Law is not justice and a trial is not a scientific inquiry into truth. A trial is the resolution of a dispute.
– Edison Haines
Divorces are costly. They cost time and money, and health and happiness.
Very few couples have plenty of money set aside to cover legal fees in the event of a divorce. Yet separation and divorce are facts of life. Close to 50% of all relationships in North America will end in separation. Most people going through a separation are going to incur legal fees, whether they want to or not.
What can you do to keep these costs down? Here are a few guidelines:
1. Get legal advice promptly:
It is in your best interests to know as soon as possible what your legal rights and responsibilities are. An initial conference with a family law lawyer will help you determine, for instance, what property division to expect and the range of support you may count on paying or receiving.
2. Keep it in the family:
The more you and your partner can decide upon by yourselves, the better. Parenting arrangements and furniture and vehicle division, for instance, are areas in which many separating couples can reach agreement without much outside intervention. This is the fastest, cheapest method of proceeding—and ought to be used for as many issues as possible. Equally important, you maintain control.
3. Consider alternate dispute resolution:
Talk over your options with the family law lawyer you consult. Do you have to litigate? Or can you work things out with your partner through mediation, or through collaborative law, or through some other method of out-of-court negotiation? Going to court is usually the most expensive course of action, but sometimes it is the only practical one.
4. Have a realistic fee budget:
Ask about your lawyer’s hourly rate. Let your lawyer know what you feel you can afford in the way of legal fees. Narrow the issues you choose to resolve through lawyers. See if you are eligible for Legal Aid.
5. Do not flood your lawyer with phone calls:
Your lawyer charges by time spent. If you want to communicate with your lawyer, do it in writing. A lawyer can read an email faster than you can convey the same information in a phone call. If you have to phone, make notes beforehand so that you can keep the call brief and business-like. Make it easy for your lawyer to understand your situation. Give your lawyer a written chronology of the significant events of your relationship. Hand over clear details and documentation of your financial situation, including copies of tax returns, notices of assessment, any appraisals you may have, statements for credit card, line of credit, RRSP, investment, insurance, pension and mortgage accounts, as well as your list of expenses. This will save time for your lawyer, and lower your legal costs.
6. Look after your own emotional well-being:
Divorce is stressful and upsetting, so it is a good idea to get help from your doctor or a professional counselor. It is normal to go through a variety of emotional stages during a separation, including disbelief, anger and grief. Try to make thoughtful decisions from your head, rather than lashing out from your hurting heart.
7. Temper your expectations:
If you are open to a variety of options for settlement, you havea better chance of a satisfactory outcome.
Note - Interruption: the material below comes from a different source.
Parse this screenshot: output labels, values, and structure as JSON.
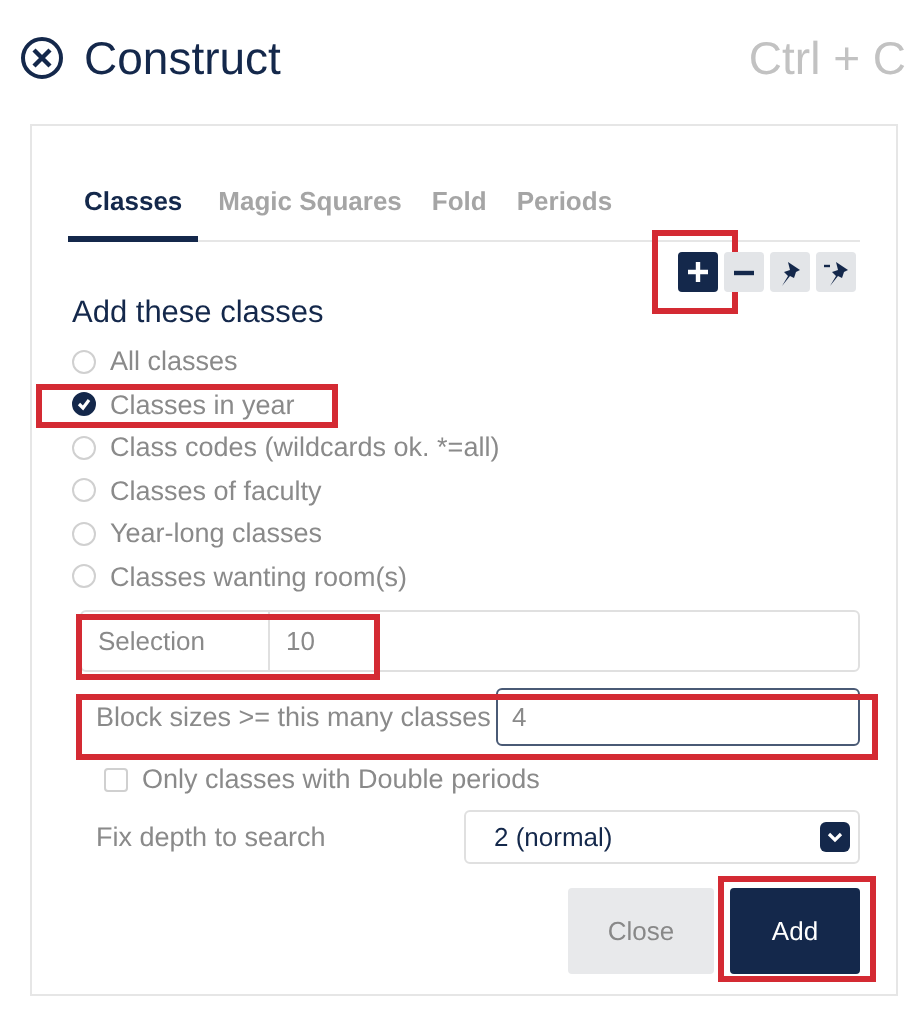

If you can be generous, then be generous. Let go. Take responsibility for yourself as much as possible. Put your children’s need first. Settle if your can. Parties who are able to settle early – along with their children – are the real winners.
© Brenda McCourt, Mediator/Barrister & Solicitor